PROVIDED DATA:
====================

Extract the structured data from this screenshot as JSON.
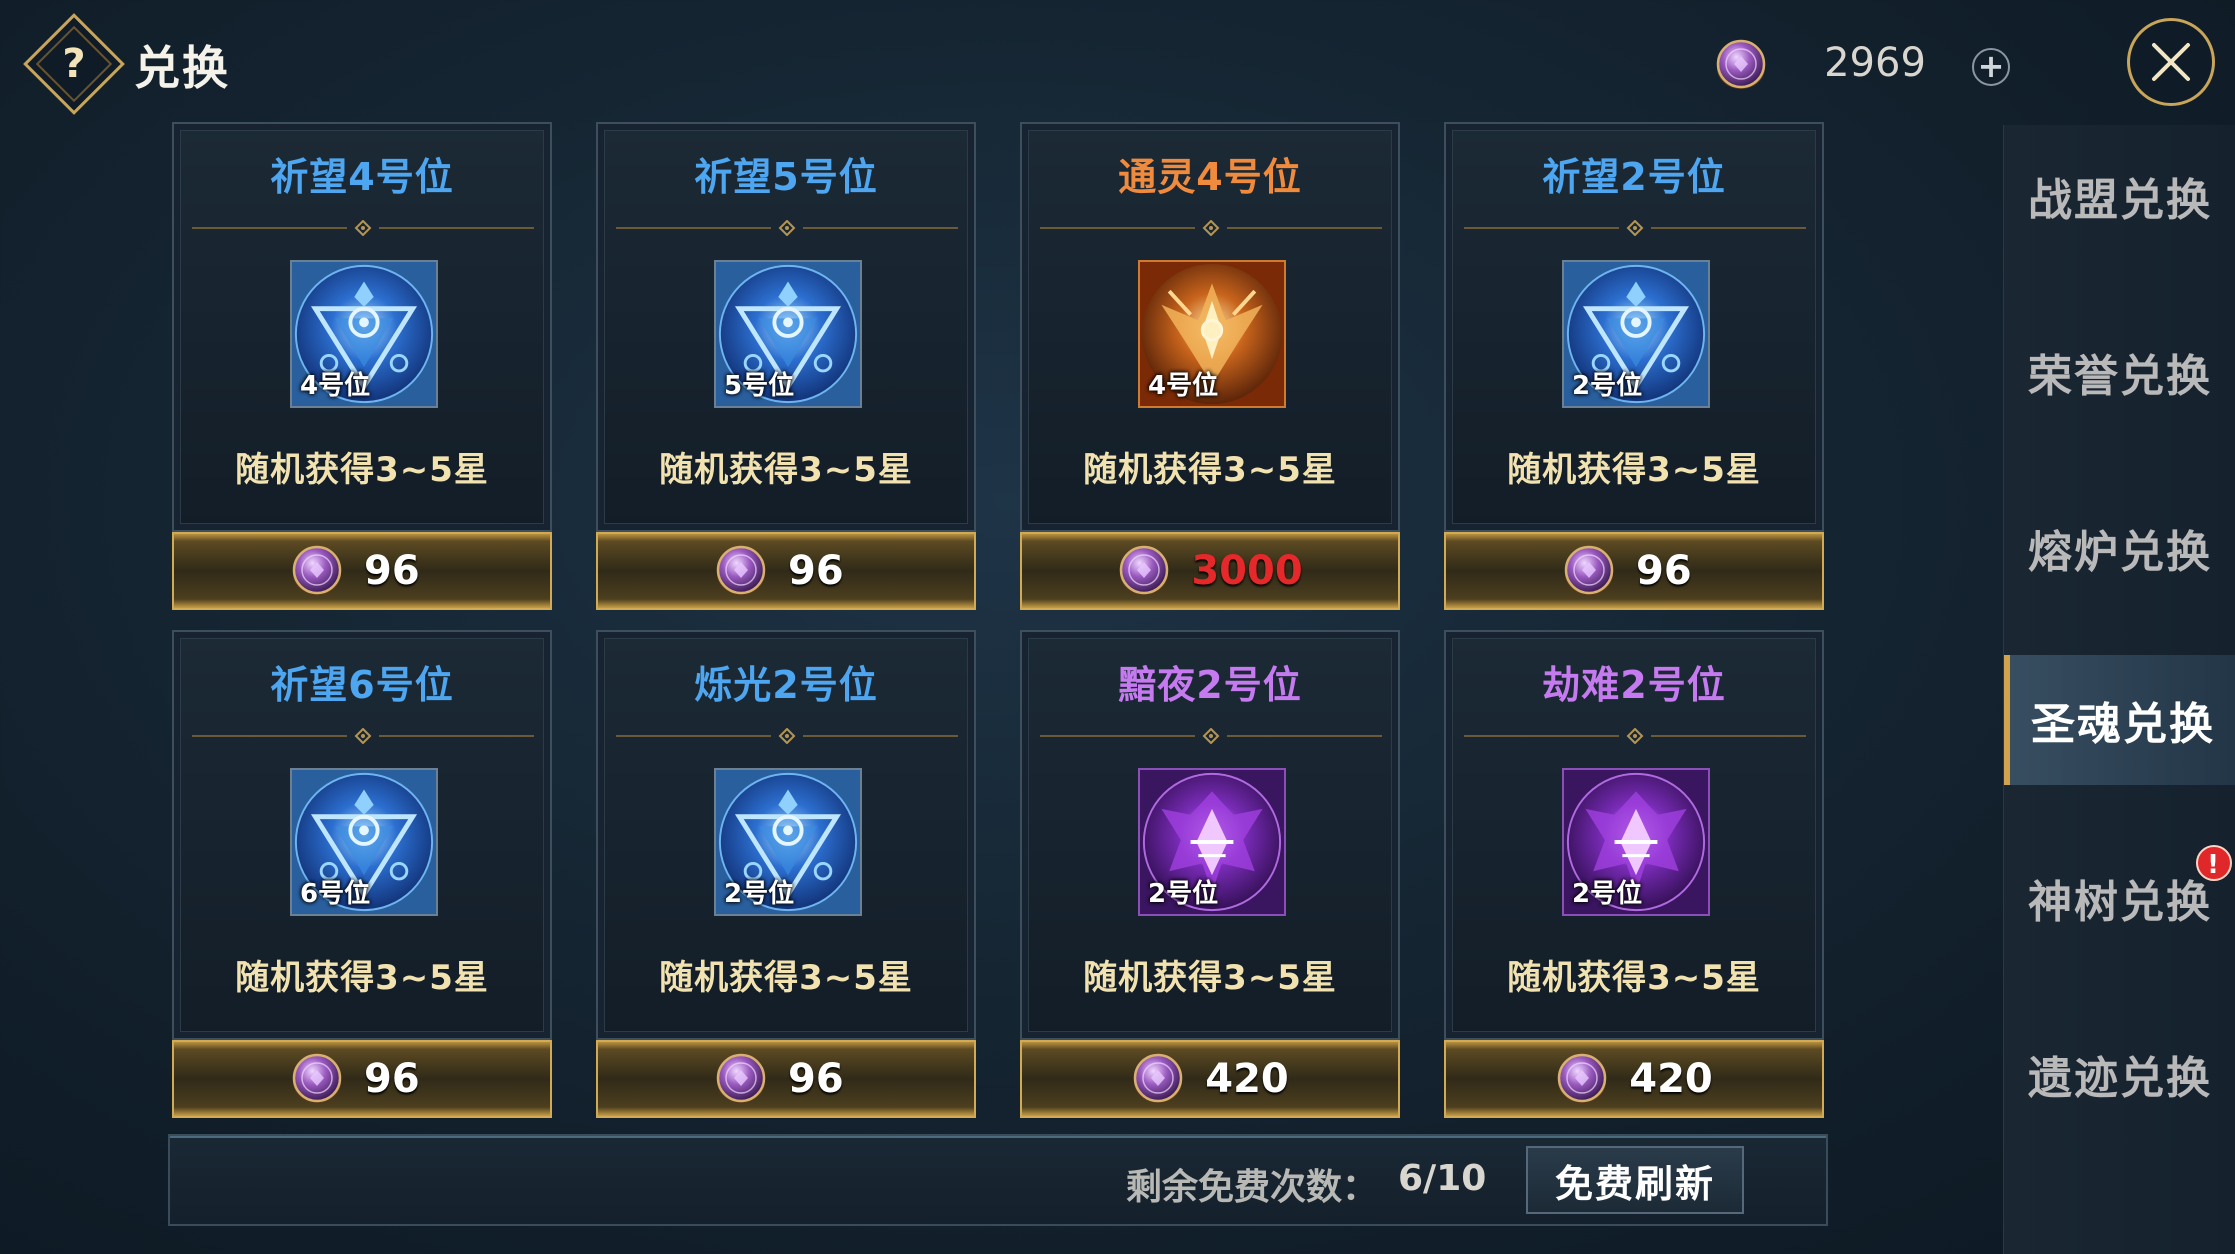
{
  "header": {
    "help_label": "?",
    "title": "兑换",
    "currency_value": "2969",
    "add_label": "+"
  },
  "sidebar": {
    "tabs": [
      {
        "label": "战盟兑换",
        "active": false,
        "badge": ""
      },
      {
        "label": "荣誉兑换",
        "active": false,
        "badge": ""
      },
      {
        "label": "熔炉兑换",
        "active": false,
        "badge": ""
      },
      {
        "label": "圣魂兑换",
        "active": true,
        "badge": ""
      },
      {
        "label": "神树兑换",
        "active": false,
        "badge": "!"
      },
      {
        "label": "遗迹兑换",
        "active": false,
        "badge": ""
      }
    ]
  },
  "items": [
    {
      "title": "祈望4号位",
      "title_color": "#4ea6f0",
      "icon": "blue-triangle-emblem-icon",
      "slot_label": "4号位",
      "desc": "随机获得3~5星",
      "price": "96",
      "affordable": true
    },
    {
      "title": "祈望5号位",
      "title_color": "#4ea6f0",
      "icon": "blue-triangle-emblem-icon",
      "slot_label": "5号位",
      "desc": "随机获得3~5星",
      "price": "96",
      "affordable": true
    },
    {
      "title": "通灵4号位",
      "title_color": "#f08a3c",
      "icon": "orange-winged-emblem-icon",
      "slot_label": "4号位",
      "desc": "随机获得3~5星",
      "price": "3000",
      "affordable": false
    },
    {
      "title": "祈望2号位",
      "title_color": "#4ea6f0",
      "icon": "blue-triangle-emblem-icon",
      "slot_label": "2号位",
      "desc": "随机获得3~5星",
      "price": "96",
      "affordable": true
    },
    {
      "title": "祈望6号位",
      "title_color": "#4ea6f0",
      "icon": "blue-triangle-emblem-icon",
      "slot_label": "6号位",
      "desc": "随机获得3~5星",
      "price": "96",
      "affordable": true
    },
    {
      "title": "烁光2号位",
      "title_color": "#4ea6f0",
      "icon": "blue-triangle-emblem-icon",
      "slot_label": "2号位",
      "desc": "随机获得3~5星",
      "price": "96",
      "affordable": true
    },
    {
      "title": "黯夜2号位",
      "title_color": "#c67af0",
      "icon": "purple-rune-emblem-icon",
      "slot_label": "2号位",
      "desc": "随机获得3~5星",
      "price": "420",
      "affordable": true
    },
    {
      "title": "劫难2号位",
      "title_color": "#c67af0",
      "icon": "purple-rune-emblem-icon",
      "slot_label": "2号位",
      "desc": "随机获得3~5星",
      "price": "420",
      "affordable": true
    }
  ],
  "footer": {
    "free_count_label": "剩余免费次数：",
    "free_count_value": "6/10",
    "refresh_label": "免费刷新"
  },
  "colors": {
    "gold_accent": "#c9a55a",
    "price_insufficient": "#e5282a",
    "blue_title": "#4ea6f0",
    "orange_title": "#f08a3c",
    "purple_title": "#c67af0"
  }
}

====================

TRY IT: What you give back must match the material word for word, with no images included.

RESPONSE:
Extract the structured data from this screenshot as JSON.
{
  "header": {
    "help_label": "?",
    "title": "兑换",
    "currency_value": "2969",
    "add_label": "+"
  },
  "sidebar": {
    "tabs": [
      {
        "label": "战盟兑换",
        "active": false,
        "badge": ""
      },
      {
        "label": "荣誉兑换",
        "active": false,
        "badge": ""
      },
      {
        "label": "熔炉兑换",
        "active": false,
        "badge": ""
      },
      {
        "label": "圣魂兑换",
        "active": true,
        "badge": ""
      },
      {
        "label": "神树兑换",
        "active": false,
        "badge": "!"
      },
      {
        "label": "遗迹兑换",
        "active": false,
        "badge": ""
      }
    ]
  },
  "items": [
    {
      "title": "祈望4号位",
      "title_color": "#4ea6f0",
      "icon": "blue-triangle-emblem-icon",
      "slot_label": "4号位",
      "desc": "随机获得3~5星",
      "price": "96",
      "affordable": true
    },
    {
      "title": "祈望5号位",
      "title_color": "#4ea6f0",
      "icon": "blue-triangle-emblem-icon",
      "slot_label": "5号位",
      "desc": "随机获得3~5星",
      "price": "96",
      "affordable": true
    },
    {
      "title": "通灵4号位",
      "title_color": "#f08a3c",
      "icon": "orange-winged-emblem-icon",
      "slot_label": "4号位",
      "desc": "随机获得3~5星",
      "price": "3000",
      "affordable": false
    },
    {
      "title": "祈望2号位",
      "title_color": "#4ea6f0",
      "icon": "blue-triangle-emblem-icon",
      "slot_label": "2号位",
      "desc": "随机获得3~5星",
      "price": "96",
      "affordable": true
    },
    {
      "title": "祈望6号位",
      "title_color": "#4ea6f0",
      "icon": "blue-triangle-emblem-icon",
      "slot_label": "6号位",
      "desc": "随机获得3~5星",
      "price": "96",
      "affordable": true
    },
    {
      "title": "烁光2号位",
      "title_color": "#4ea6f0",
      "icon": "blue-triangle-emblem-icon",
      "slot_label": "2号位",
      "desc": "随机获得3~5星",
      "price": "96",
      "affordable": true
    },
    {
      "title": "黯夜2号位",
      "title_color": "#c67af0",
      "icon": "purple-rune-emblem-icon",
      "slot_label": "2号位",
      "desc": "随机获得3~5星",
      "price": "420",
      "affordable": true
    },
    {
      "title": "劫难2号位",
      "title_color": "#c67af0",
      "icon": "purple-rune-emblem-icon",
      "slot_label": "2号位",
      "desc": "随机获得3~5星",
      "price": "420",
      "affordable": true
    }
  ],
  "footer": {
    "free_count_label": "剩余免费次数：",
    "free_count_value": "6/10",
    "refresh_label": "免费刷新"
  },
  "colors": {
    "gold_accent": "#c9a55a",
    "price_insufficient": "#e5282a",
    "blue_title": "#4ea6f0",
    "orange_title": "#f08a3c",
    "purple_title": "#c67af0"
  }
}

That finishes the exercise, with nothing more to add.